From the famous to the exotic, this year's Berlinale has been flooded with features and documentaries centering on music.

"I'm never just looking for portraits, but films with an original approach and the music documentaries we're screening this year have those bridging qualities," says Wieland Speck, the director of the Berlinale Panorama.

He is referring to Michael Gramaglia and Jim Fields' film about the world's first punk band, Ramones: End Of The Century, and Andrew Horn's The Nomi Song on the cult figure Klaus Nomi.

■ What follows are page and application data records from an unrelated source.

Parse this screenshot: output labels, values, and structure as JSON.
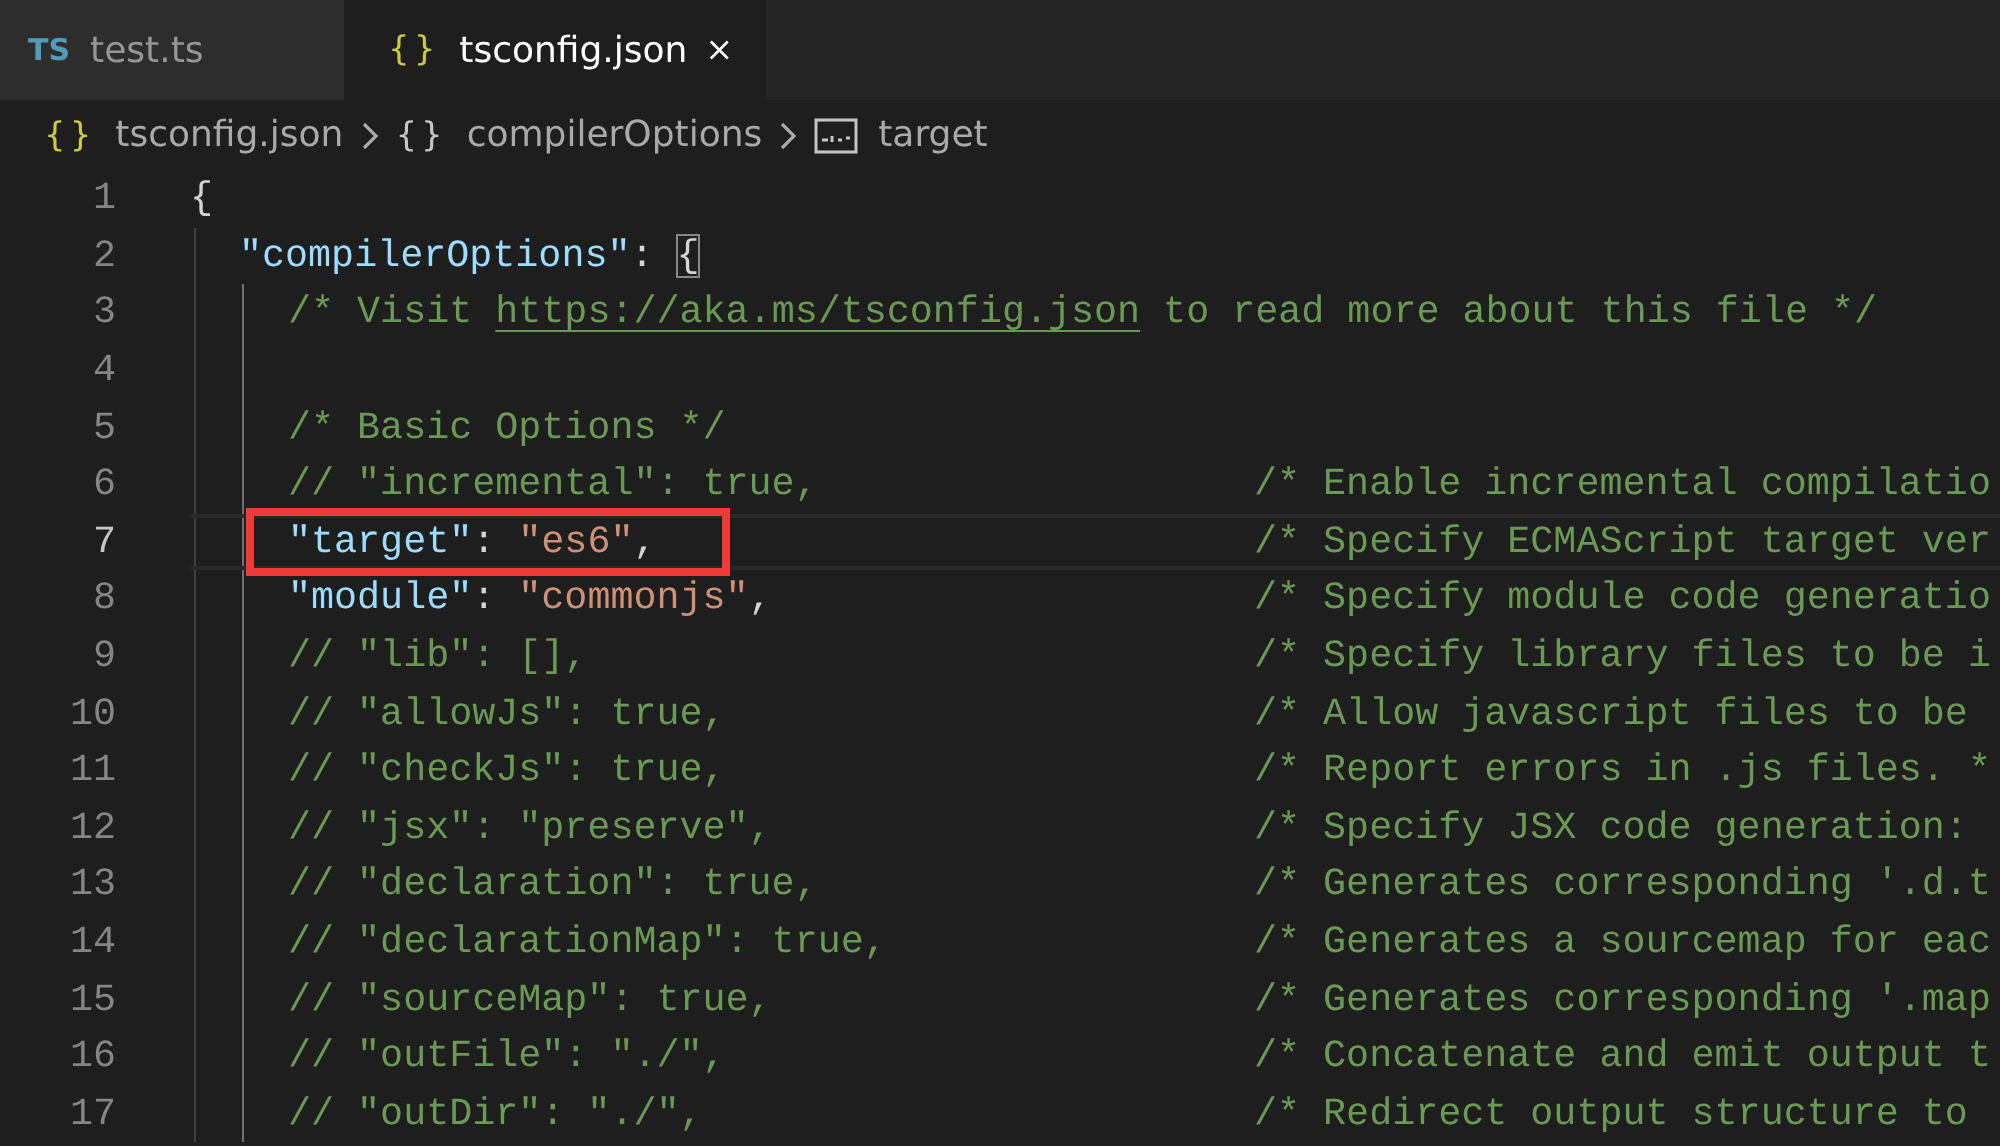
{
  "tabs": [
    {
      "badge": "TS",
      "kind": "ts",
      "label": "test.ts",
      "selected": false,
      "closable": false
    },
    {
      "badge": "{}",
      "kind": "json",
      "label": "tsconfig.json",
      "selected": true,
      "closable": true
    }
  ],
  "breadcrumb": [
    {
      "badge": "{}",
      "kind": "json",
      "label": "tsconfig.json"
    },
    {
      "badge": "{}",
      "kind": "object",
      "label": "compilerOptions"
    },
    {
      "kind": "string",
      "label": "target"
    }
  ],
  "editor": {
    "lines": [
      {
        "number": "1",
        "current": false,
        "annotated": false,
        "tokens": [
          {
            "kind": "punct",
            "text": "{"
          }
        ],
        "children": [
          {
            "number": "2",
            "current": false,
            "annotated": false,
            "tokens": [
              {
                "kind": "key",
                "text": "\"compilerOptions\""
              },
              {
                "kind": "punct",
                "text": ": "
              },
              {
                "kind": "bracket-match",
                "text": "{"
              }
            ],
            "children": [
              {
                "number": "3",
                "current": false,
                "annotated": false,
                "tokens": [
                  {
                    "kind": "comment",
                    "text": "/* Visit "
                  },
                  {
                    "kind": "link",
                    "text": "https://aka.ms/tsconfig.json"
                  },
                  {
                    "kind": "comment",
                    "text": " to read more about this file */"
                  }
                ]
              },
              {
                "number": "4",
                "current": false,
                "annotated": false
              },
              {
                "number": "5",
                "current": false,
                "annotated": false,
                "tokens": [
                  {
                    "kind": "comment",
                    "text": "/* Basic Options */"
                  }
                ]
              },
              {
                "number": "6",
                "current": false,
                "annotated": false,
                "tokens": [
                  {
                    "kind": "comment",
                    "text": "// \"incremental\": true,"
                  }
                ],
                "note": "/* Enable incremental compilatio"
              },
              {
                "number": "7",
                "current": true,
                "annotated": true,
                "tokens": [
                  {
                    "kind": "key",
                    "text": "\"target\""
                  },
                  {
                    "kind": "punct",
                    "text": ": "
                  },
                  {
                    "kind": "string",
                    "text": "\"es6\""
                  },
                  {
                    "kind": "punct",
                    "text": ","
                  }
                ],
                "note": "/* Specify ECMAScript target ver"
              },
              {
                "number": "8",
                "current": false,
                "annotated": false,
                "tokens": [
                  {
                    "kind": "key",
                    "text": "\"module\""
                  },
                  {
                    "kind": "punct",
                    "text": ": "
                  },
                  {
                    "kind": "string",
                    "text": "\"commonjs\""
                  },
                  {
                    "kind": "punct",
                    "text": ","
                  }
                ],
                "note": "/* Specify module code generatio"
              },
              {
                "number": "9",
                "current": false,
                "annotated": false,
                "tokens": [
                  {
                    "kind": "comment",
                    "text": "// \"lib\": [],"
                  }
                ],
                "note": "/* Specify library files to be i"
              },
              {
                "number": "10",
                "current": false,
                "annotated": false,
                "tokens": [
                  {
                    "kind": "comment",
                    "text": "// \"allowJs\": true,"
                  }
                ],
                "note": "/* Allow javascript files to be"
              },
              {
                "number": "11",
                "current": false,
                "annotated": false,
                "tokens": [
                  {
                    "kind": "comment",
                    "text": "// \"checkJs\": true,"
                  }
                ],
                "note": "/* Report errors in .js files. *"
              },
              {
                "number": "12",
                "current": false,
                "annotated": false,
                "tokens": [
                  {
                    "kind": "comment",
                    "text": "// \"jsx\": \"preserve\","
                  }
                ],
                "note": "/* Specify JSX code generation:"
              },
              {
                "number": "13",
                "current": false,
                "annotated": false,
                "tokens": [
                  {
                    "kind": "comment",
                    "text": "// \"declaration\": true,"
                  }
                ],
                "note": "/* Generates corresponding '.d.t"
              },
              {
                "number": "14",
                "current": false,
                "annotated": false,
                "tokens": [
                  {
                    "kind": "comment",
                    "text": "// \"declarationMap\": true,"
                  }
                ],
                "note": "/* Generates a sourcemap for eac"
              },
              {
                "number": "15",
                "current": false,
                "annotated": false,
                "tokens": [
                  {
                    "kind": "comment",
                    "text": "// \"sourceMap\": true,"
                  }
                ],
                "note": "/* Generates corresponding '.map"
              },
              {
                "number": "16",
                "current": false,
                "annotated": false,
                "tokens": [
                  {
                    "kind": "comment",
                    "text": "// \"outFile\": \"./\","
                  }
                ],
                "note": "/* Concatenate and emit output t"
              },
              {
                "number": "17",
                "current": false,
                "annotated": false,
                "tokens": [
                  {
                    "kind": "comment",
                    "text": "// \"outDir\": \"./\","
                  }
                ],
                "note": "/* Redirect output structure to"
              }
            ]
          }
        ]
      }
    ]
  }
}
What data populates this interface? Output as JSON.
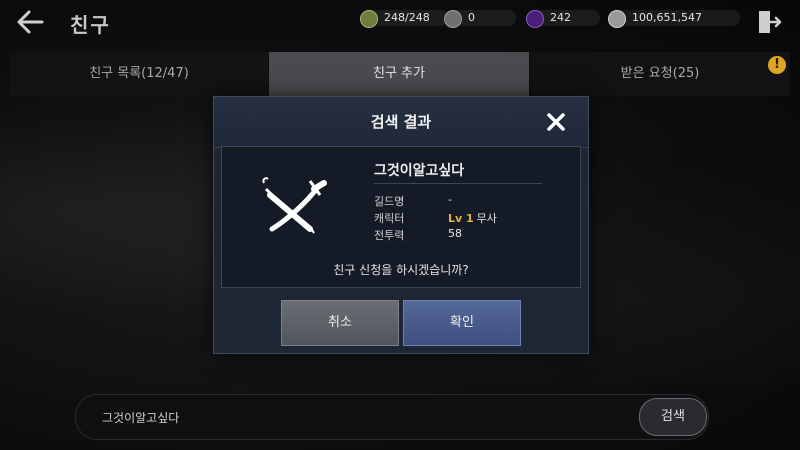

Both films are portraits of an era as much as the musicians.

Music also plays a major part in Guilherme Coelho's Panorama entry Fala Tu about three Brazilian hip-hop'ers which describes how music changes their lives.

Meanwhile, Thomas Grube and Enrique Sanchez Lansch's Rhythm Is It! about the rehearsals for Stravinsky's Le Sacre Du Printemps starring 250 children from 25 countries, also screens as a Berlinale Special. Antoine Fuqua's blues biopic Lightning In A Bottle also screened out of competition in the festival.

The market has also taken notice. The Ramones film has struck numerous deals for documentary specialist Films Transit, which has sold it to King Records of Japan, the UK's Tartan Films and had pre-sold it to US distributor Magnolia.

Another hot EFM title is Joe Berlinger and Bruce Sinofsky's Metallica: Some Kind Of Monster. Paramount Home Entertainment (PHE) is understood to be closing in on worldwide DVD rights for the film and a US theatrical deal is also close, with IFC Films leading the pack of buyers.